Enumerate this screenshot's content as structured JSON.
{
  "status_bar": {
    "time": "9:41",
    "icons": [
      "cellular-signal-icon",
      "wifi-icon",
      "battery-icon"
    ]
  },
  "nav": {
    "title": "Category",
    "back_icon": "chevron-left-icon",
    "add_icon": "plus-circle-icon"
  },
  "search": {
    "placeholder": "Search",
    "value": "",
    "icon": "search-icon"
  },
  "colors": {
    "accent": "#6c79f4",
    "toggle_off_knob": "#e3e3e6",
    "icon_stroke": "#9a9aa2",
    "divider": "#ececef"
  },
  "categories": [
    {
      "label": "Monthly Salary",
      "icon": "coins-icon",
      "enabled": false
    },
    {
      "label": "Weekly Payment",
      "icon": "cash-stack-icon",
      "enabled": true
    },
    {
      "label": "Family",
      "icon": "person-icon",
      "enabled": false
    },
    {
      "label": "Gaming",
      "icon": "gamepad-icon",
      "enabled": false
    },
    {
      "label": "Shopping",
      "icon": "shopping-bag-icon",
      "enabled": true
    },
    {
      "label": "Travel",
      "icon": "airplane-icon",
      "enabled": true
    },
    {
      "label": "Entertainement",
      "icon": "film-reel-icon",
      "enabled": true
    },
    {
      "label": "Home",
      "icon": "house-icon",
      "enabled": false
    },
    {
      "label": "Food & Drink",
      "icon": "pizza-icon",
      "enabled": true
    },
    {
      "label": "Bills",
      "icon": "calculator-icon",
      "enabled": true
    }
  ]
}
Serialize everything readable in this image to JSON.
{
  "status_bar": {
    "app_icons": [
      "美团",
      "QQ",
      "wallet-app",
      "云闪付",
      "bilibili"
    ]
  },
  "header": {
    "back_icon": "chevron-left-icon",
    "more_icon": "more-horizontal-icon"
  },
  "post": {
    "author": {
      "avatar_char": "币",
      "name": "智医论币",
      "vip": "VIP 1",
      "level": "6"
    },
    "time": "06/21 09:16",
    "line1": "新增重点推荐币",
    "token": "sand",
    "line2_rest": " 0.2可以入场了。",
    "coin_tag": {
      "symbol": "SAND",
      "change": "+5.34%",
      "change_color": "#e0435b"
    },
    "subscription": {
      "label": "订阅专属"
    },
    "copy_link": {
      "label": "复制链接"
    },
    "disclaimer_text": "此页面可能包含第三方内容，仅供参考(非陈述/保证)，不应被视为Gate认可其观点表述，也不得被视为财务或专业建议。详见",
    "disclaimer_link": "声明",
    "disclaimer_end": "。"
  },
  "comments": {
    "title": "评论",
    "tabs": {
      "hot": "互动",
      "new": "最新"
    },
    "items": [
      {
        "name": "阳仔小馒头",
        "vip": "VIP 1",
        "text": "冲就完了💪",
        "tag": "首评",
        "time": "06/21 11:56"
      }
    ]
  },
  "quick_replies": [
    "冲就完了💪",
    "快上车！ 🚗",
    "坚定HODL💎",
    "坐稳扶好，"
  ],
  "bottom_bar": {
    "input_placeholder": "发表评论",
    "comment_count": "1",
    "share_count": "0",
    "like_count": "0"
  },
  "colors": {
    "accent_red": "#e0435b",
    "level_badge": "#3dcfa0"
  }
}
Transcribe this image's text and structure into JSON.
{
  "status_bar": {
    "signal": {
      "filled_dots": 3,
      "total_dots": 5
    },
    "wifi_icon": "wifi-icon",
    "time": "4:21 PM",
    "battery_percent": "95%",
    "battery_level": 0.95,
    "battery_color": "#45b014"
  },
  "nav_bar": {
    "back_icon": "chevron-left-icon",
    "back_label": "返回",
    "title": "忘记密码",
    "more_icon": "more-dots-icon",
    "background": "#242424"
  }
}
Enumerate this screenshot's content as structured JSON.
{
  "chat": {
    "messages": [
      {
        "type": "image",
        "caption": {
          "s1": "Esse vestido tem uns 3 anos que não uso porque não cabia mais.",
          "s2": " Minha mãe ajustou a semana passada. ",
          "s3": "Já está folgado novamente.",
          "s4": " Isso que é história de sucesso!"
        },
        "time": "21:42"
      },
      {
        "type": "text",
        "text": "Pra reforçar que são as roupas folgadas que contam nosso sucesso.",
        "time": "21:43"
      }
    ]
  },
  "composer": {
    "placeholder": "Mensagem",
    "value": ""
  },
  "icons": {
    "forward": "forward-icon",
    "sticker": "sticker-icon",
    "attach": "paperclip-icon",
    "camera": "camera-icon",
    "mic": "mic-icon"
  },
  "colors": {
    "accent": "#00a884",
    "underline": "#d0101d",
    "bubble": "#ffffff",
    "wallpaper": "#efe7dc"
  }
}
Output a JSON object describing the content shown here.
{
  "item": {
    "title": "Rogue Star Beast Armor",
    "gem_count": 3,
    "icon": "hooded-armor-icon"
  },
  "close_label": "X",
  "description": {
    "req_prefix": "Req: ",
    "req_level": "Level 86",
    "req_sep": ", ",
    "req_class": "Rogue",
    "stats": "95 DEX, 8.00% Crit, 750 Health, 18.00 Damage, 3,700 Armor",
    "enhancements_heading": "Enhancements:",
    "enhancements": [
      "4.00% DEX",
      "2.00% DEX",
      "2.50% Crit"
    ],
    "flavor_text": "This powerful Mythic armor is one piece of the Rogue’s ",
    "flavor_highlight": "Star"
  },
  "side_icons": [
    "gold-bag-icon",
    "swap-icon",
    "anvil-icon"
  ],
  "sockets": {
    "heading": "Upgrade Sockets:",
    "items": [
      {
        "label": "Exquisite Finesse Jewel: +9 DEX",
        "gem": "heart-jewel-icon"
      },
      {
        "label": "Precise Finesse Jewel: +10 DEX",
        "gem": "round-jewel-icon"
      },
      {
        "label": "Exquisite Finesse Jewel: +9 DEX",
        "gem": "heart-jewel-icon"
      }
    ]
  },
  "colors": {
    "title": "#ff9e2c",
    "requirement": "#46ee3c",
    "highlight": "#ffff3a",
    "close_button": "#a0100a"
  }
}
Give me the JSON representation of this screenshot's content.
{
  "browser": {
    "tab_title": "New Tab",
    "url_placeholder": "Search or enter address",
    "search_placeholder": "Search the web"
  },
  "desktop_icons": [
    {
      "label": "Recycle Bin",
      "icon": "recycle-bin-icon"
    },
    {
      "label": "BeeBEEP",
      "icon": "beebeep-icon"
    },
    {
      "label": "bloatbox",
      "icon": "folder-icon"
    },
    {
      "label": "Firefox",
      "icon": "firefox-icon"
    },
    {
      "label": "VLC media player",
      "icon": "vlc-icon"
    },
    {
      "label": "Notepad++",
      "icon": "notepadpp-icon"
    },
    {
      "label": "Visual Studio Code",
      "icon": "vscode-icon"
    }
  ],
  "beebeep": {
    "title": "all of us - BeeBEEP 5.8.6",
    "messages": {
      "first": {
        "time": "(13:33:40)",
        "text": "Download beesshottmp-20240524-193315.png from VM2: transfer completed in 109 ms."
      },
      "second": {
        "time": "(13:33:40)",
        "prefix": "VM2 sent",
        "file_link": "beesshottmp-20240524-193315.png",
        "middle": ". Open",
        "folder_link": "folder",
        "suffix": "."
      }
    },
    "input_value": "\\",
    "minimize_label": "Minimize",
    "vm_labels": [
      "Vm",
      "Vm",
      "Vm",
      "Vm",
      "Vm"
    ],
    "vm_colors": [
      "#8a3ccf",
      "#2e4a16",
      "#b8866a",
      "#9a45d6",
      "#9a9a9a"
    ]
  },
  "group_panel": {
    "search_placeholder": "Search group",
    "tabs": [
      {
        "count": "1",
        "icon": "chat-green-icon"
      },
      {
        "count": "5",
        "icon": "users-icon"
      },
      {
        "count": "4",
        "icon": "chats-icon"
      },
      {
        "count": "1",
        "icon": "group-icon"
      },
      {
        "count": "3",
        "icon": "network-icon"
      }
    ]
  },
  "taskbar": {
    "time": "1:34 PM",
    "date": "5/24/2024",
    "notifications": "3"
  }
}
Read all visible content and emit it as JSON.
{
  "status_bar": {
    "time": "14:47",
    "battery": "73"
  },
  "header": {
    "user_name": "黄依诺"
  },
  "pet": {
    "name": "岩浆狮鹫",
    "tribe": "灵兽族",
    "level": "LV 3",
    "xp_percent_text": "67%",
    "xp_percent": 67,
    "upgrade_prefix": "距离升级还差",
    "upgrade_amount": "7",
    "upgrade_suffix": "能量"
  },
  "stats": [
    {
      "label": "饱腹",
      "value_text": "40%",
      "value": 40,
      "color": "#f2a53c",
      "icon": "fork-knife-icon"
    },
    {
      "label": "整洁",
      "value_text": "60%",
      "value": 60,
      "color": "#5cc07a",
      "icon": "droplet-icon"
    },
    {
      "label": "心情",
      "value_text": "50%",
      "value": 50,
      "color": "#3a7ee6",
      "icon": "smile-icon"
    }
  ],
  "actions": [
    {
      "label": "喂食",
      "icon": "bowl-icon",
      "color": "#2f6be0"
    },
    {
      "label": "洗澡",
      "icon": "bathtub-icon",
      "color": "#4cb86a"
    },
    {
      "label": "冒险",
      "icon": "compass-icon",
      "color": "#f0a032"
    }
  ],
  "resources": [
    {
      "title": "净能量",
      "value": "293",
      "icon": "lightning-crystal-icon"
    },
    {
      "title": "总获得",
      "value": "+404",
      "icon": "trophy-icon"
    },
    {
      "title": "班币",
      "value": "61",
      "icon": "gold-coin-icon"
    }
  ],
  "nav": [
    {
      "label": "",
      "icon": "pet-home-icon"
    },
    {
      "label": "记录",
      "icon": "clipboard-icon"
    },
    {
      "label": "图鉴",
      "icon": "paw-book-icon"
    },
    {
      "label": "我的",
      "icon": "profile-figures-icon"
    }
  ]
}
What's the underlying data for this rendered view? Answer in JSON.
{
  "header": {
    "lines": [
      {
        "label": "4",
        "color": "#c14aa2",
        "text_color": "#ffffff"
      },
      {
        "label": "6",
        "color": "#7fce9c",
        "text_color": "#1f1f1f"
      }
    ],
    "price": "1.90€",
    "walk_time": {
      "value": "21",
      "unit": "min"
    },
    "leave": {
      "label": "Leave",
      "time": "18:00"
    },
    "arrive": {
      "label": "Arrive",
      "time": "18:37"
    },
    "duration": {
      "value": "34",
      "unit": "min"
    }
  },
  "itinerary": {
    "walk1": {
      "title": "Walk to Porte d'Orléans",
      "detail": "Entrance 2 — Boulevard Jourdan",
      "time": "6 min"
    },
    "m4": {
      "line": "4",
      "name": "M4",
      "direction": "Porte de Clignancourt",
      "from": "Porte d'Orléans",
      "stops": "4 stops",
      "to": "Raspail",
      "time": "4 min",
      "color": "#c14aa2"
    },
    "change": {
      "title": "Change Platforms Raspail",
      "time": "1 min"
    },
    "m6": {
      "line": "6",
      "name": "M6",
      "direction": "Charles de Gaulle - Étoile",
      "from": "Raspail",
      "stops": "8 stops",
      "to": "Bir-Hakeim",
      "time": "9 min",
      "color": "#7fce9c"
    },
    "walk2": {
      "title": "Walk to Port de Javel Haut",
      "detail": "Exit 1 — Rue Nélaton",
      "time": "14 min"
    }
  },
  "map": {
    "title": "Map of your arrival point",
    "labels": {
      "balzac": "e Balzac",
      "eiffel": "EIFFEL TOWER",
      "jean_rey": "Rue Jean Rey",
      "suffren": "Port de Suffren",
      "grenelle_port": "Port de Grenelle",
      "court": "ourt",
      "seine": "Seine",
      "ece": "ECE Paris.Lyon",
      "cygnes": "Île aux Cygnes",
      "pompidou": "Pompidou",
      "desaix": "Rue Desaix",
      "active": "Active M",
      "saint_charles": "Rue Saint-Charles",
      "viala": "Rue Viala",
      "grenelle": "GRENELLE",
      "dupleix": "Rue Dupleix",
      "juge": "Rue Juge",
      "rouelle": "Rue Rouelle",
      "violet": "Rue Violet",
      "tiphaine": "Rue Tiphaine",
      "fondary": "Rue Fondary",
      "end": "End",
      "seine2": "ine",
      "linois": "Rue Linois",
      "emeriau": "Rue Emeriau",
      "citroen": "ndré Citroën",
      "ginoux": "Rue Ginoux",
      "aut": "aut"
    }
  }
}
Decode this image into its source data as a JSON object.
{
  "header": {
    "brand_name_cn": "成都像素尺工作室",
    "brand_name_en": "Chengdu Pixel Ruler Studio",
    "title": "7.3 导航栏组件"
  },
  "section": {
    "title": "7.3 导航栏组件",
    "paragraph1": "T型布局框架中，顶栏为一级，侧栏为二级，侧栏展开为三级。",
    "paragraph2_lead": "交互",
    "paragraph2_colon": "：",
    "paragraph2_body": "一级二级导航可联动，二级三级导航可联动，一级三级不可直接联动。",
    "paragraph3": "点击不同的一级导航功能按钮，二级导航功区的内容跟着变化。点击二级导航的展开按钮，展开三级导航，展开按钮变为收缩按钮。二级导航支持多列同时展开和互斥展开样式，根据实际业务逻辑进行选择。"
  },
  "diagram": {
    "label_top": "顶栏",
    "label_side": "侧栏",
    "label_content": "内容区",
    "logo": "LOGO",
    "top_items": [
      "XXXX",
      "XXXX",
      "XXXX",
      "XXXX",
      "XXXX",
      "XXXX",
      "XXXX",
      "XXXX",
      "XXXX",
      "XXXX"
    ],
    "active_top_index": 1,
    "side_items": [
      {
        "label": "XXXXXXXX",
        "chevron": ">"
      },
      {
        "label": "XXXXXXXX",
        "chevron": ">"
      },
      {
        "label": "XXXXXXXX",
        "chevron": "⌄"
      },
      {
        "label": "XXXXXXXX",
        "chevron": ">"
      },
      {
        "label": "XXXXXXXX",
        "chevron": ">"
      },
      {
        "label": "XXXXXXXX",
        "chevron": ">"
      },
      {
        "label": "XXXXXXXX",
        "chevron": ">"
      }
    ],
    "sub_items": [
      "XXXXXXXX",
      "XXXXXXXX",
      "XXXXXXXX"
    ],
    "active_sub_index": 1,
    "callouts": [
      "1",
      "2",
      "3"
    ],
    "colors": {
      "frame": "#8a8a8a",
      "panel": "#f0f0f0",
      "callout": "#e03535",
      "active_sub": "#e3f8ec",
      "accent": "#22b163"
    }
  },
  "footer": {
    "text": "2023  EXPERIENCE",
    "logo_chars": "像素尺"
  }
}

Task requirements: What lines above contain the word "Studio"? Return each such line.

Response area:
      "label": "Visual Studio Code",
    "brand_name_en": "Chengdu Pixel Ruler Studio",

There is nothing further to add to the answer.